TASK OBJECTIVE -> Gather every line from the entries below that includes "designs".

[Website and app data records]
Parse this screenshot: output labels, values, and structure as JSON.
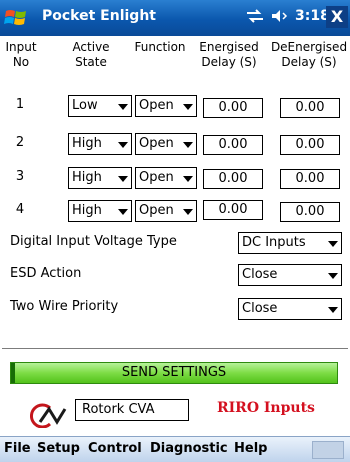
{
  "title_bar": {
    "app_title": "Pocket Enlight",
    "time": "3:18",
    "close_label": "X"
  },
  "headers": {
    "input_no": [
      "Input",
      "No"
    ],
    "active_state": [
      "Active",
      "State"
    ],
    "function": "Function",
    "energised_delay": [
      "Energised",
      "Delay (S)"
    ],
    "deenergised_delay": [
      "DeEnergised",
      "Delay (S)"
    ]
  },
  "inputs": [
    {
      "no": "1",
      "active_state": "Low",
      "function": "Open",
      "energised_delay": "0.00",
      "deenergised_delay": "0.00"
    },
    {
      "no": "2",
      "active_state": "High",
      "function": "Open",
      "energised_delay": "0.00",
      "deenergised_delay": "0.00"
    },
    {
      "no": "3",
      "active_state": "High",
      "function": "Open",
      "energised_delay": "0.00",
      "deenergised_delay": "0.00"
    },
    {
      "no": "4",
      "active_state": "High",
      "function": "Open",
      "energised_delay": "0.00",
      "deenergised_delay": "0.00"
    }
  ],
  "settings": {
    "voltage_type_label": "Digital Input Voltage Type",
    "voltage_type_value": "DC Inputs",
    "esd_action_label": "ESD Action",
    "esd_action_value": "Close",
    "two_wire_label": "Two Wire Priority",
    "two_wire_value": "Close"
  },
  "send_button": "SEND SETTINGS",
  "footer": {
    "device": "Rotork CVA",
    "mode": "RIRO Inputs"
  },
  "menu": [
    "File",
    "Setup",
    "Control",
    "Diagnostic",
    "Help"
  ],
  "colors": {
    "title_bar": "#0b57ad",
    "send_button": "#6fd13a",
    "mode_text": "#d4101f"
  }
}
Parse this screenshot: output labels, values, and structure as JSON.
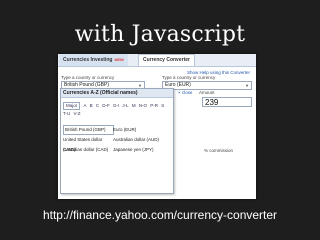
{
  "slide": {
    "title": "with Javascript",
    "caption": "http://finance.yahoo.com/currency-converter"
  },
  "tabs": [
    {
      "label": "Currencies Investing",
      "badge": "NEW"
    },
    {
      "label": "Currency Converter"
    }
  ],
  "help_link": "Show Help using this Converter",
  "from": {
    "label": "Type a country or currency",
    "value": "British Pound (GBP)"
  },
  "to": {
    "label": "Type a country or currency",
    "value": "Euro (EUR)"
  },
  "picker": {
    "title": "Currencies A-Z (Official names)",
    "close": "close",
    "alpha": [
      "Major",
      "A",
      "B",
      "C",
      "D-F",
      "G-I",
      "J-L",
      "M",
      "N-O",
      "P-R",
      "S",
      "T-U",
      "V-Z"
    ],
    "rows": [
      [
        "British Pound (GBP)",
        "Euro (EUR)"
      ],
      [
        "United States dollar (USD)",
        "Australian dollar (AUD)"
      ],
      [
        "Canadian dollar (CAD)",
        "Japanese yen (JPY)"
      ]
    ]
  },
  "amount": {
    "label": "Amount",
    "value": "239"
  },
  "commission": "% commission"
}
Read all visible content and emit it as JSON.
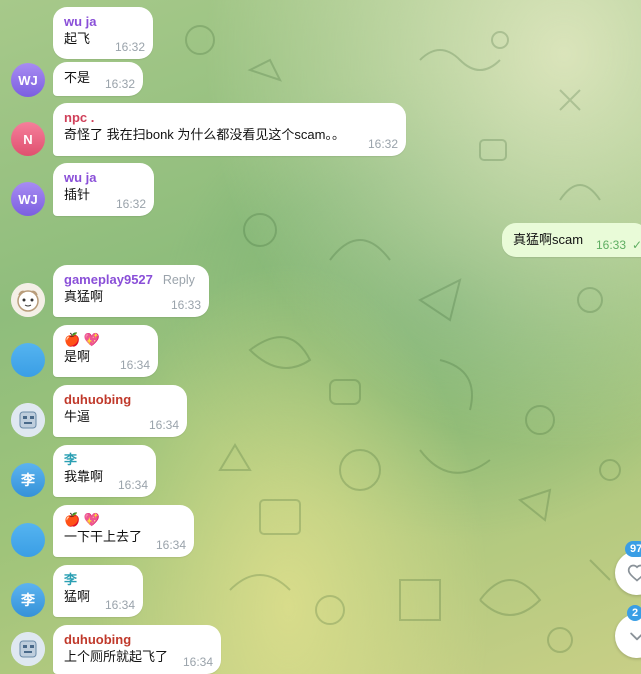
{
  "messages": [
    {
      "sender": "wu ja",
      "text": "起飞",
      "time": "16:32"
    },
    {
      "sender": "",
      "text": "不是",
      "time": "16:32",
      "avatar": "WJ"
    },
    {
      "sender": "npc .",
      "text": "奇怪了 我在扫bonk 为什么都没看见这个scam。。",
      "time": "16:32",
      "avatar": "N"
    },
    {
      "sender": "wu ja",
      "text": "插针",
      "time": "16:32",
      "avatar": "WJ"
    },
    {
      "sender": "gameplay9527",
      "reply_label": "Reply",
      "text": "真猛啊",
      "time": "16:33"
    },
    {
      "sender": "🍎 💖",
      "text": "是啊",
      "time": "16:34"
    },
    {
      "sender": "duhuobing",
      "text": "牛逼",
      "time": "16:34"
    },
    {
      "sender": "李",
      "text": "我靠啊",
      "time": "16:34",
      "avatar": "李"
    },
    {
      "sender": "🍎 💖",
      "text": "一下干上去了",
      "time": "16:34"
    },
    {
      "sender": "李",
      "text": "猛啊",
      "time": "16:34",
      "avatar": "李"
    },
    {
      "sender": "duhuobing",
      "text": "上个厕所就起飞了",
      "time": "16:34"
    }
  ],
  "outgoing": {
    "text": "真猛啊scam",
    "time": "16:33",
    "status": "✓"
  },
  "side": {
    "reactions_badge": "97",
    "scroll_badge": "2"
  },
  "colors": {
    "bubble_in": "#ffffff",
    "bubble_out": "#e9fbd8",
    "sender_purple": "#8a4fd8",
    "sender_red": "#c0392b",
    "sender_teal": "#2a9fb3"
  }
}
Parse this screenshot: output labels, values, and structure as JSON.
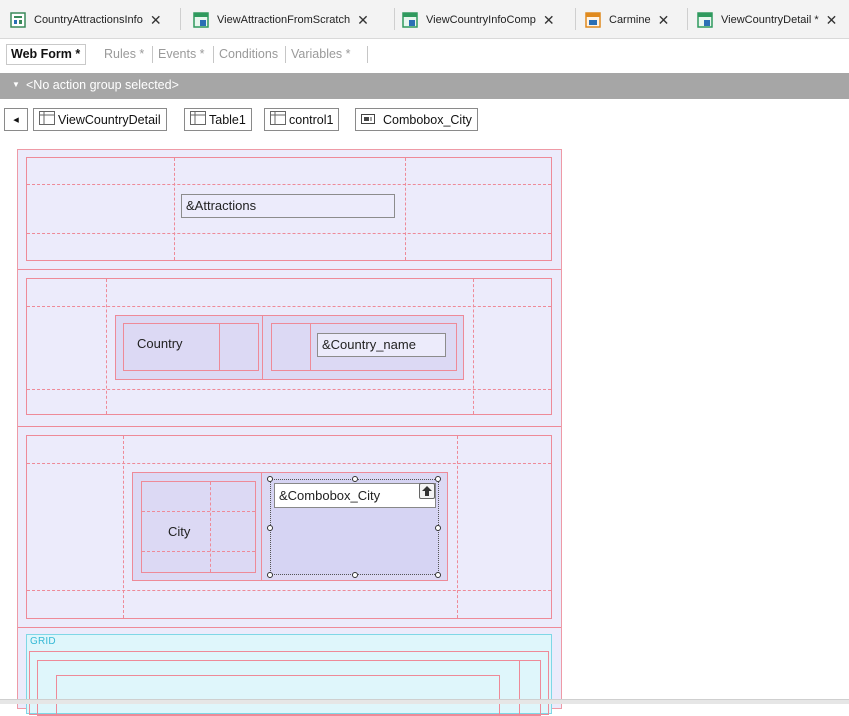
{
  "doc_tabs": [
    {
      "label": "CountryAttractionsInfo",
      "icon": "webpanel-icon"
    },
    {
      "label": "ViewAttractionFromScratch",
      "icon": "webcomponent-icon"
    },
    {
      "label": "ViewCountryInfoComp",
      "icon": "webcomponent-icon"
    },
    {
      "label": "Carmine",
      "icon": "theme-icon"
    },
    {
      "label": "ViewCountryDetail *",
      "icon": "webcomponent-icon"
    }
  ],
  "close_glyph": "✕",
  "sub_tabs": [
    {
      "label": "Web Form *",
      "active": true
    },
    {
      "label": "Rules *"
    },
    {
      "label": "Events *"
    },
    {
      "label": "Conditions"
    },
    {
      "label": "Variables *"
    }
  ],
  "action_bar": {
    "caret": "▼",
    "text": "<No action group selected>"
  },
  "breadcrumb": {
    "back_glyph": "◂",
    "items": [
      "ViewCountryDetail",
      "Table1",
      "control1",
      "Combobox_City"
    ]
  },
  "form": {
    "attractions_field": "&Attractions",
    "country_label": "Country",
    "country_name_field": "&Country_name",
    "city_label": "City",
    "combobox_field": "&Combobox_City",
    "grid_label": "GRID"
  },
  "colors": {
    "form_bg": "#ecebfb",
    "cell_border": "#ee8a98",
    "nested_bg": "#dcd9f4",
    "grid_bg": "#dff6fb",
    "action_bar_bg": "#a6a6a6"
  }
}
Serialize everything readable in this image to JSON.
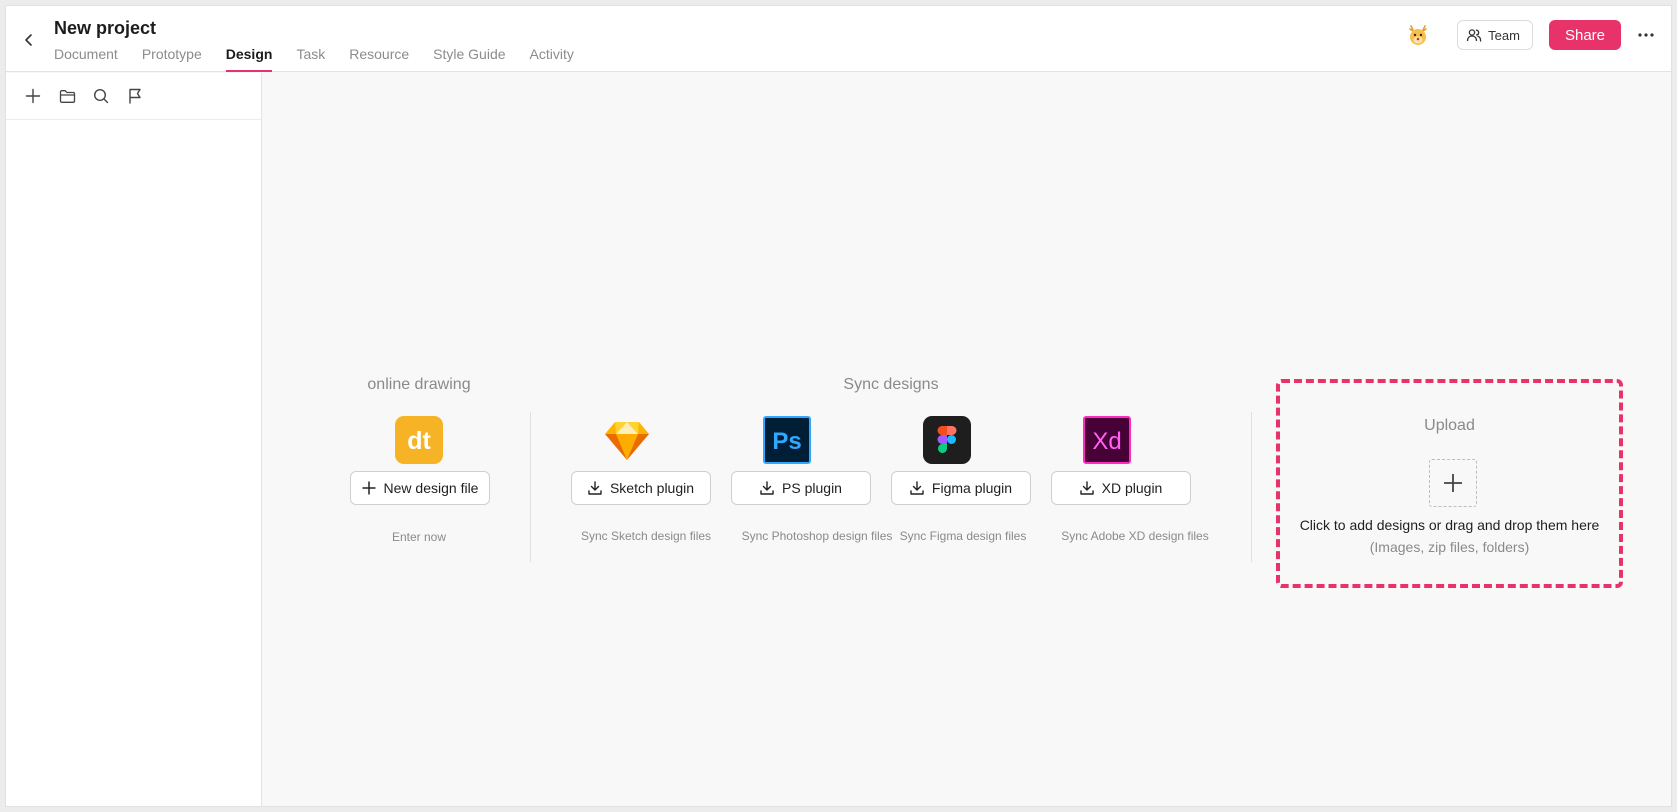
{
  "project": {
    "title": "New project"
  },
  "tabs": [
    {
      "label": "Document"
    },
    {
      "label": "Prototype"
    },
    {
      "label": "Design"
    },
    {
      "label": "Task"
    },
    {
      "label": "Resource"
    },
    {
      "label": "Style Guide"
    },
    {
      "label": "Activity"
    }
  ],
  "active_tab": "Design",
  "header": {
    "team_label": "Team",
    "share_label": "Share"
  },
  "sidebar": {
    "tools": [
      "add-icon",
      "folder-icon",
      "search-icon",
      "flag-icon"
    ]
  },
  "online_drawing": {
    "title": "online drawing",
    "button_label": "New design file",
    "caption": "Enter now"
  },
  "sync": {
    "title": "Sync designs",
    "items": [
      {
        "icon": "sketch-icon",
        "button_label": "Sketch plugin",
        "caption": "Sync Sketch design files"
      },
      {
        "icon": "photoshop-icon",
        "button_label": "PS plugin",
        "caption": "Sync Photoshop design files"
      },
      {
        "icon": "figma-icon",
        "button_label": "Figma plugin",
        "caption": "Sync Figma design files"
      },
      {
        "icon": "xd-icon",
        "button_label": "XD plugin",
        "caption": "Sync Adobe XD design files"
      }
    ]
  },
  "upload": {
    "title": "Upload",
    "text": "Click to add designs or drag and drop them here",
    "subtext": "(Images, zip files, folders)"
  },
  "colors": {
    "accent": "#e8336a",
    "brand_dt": "#f5b325",
    "ps": "#31a8ff",
    "xd": "#ff2bc2"
  }
}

SOLUTION TO THE PROBLEM ->
    "title": "Sync designs",
    "text": "Click to add designs or drag and drop them here",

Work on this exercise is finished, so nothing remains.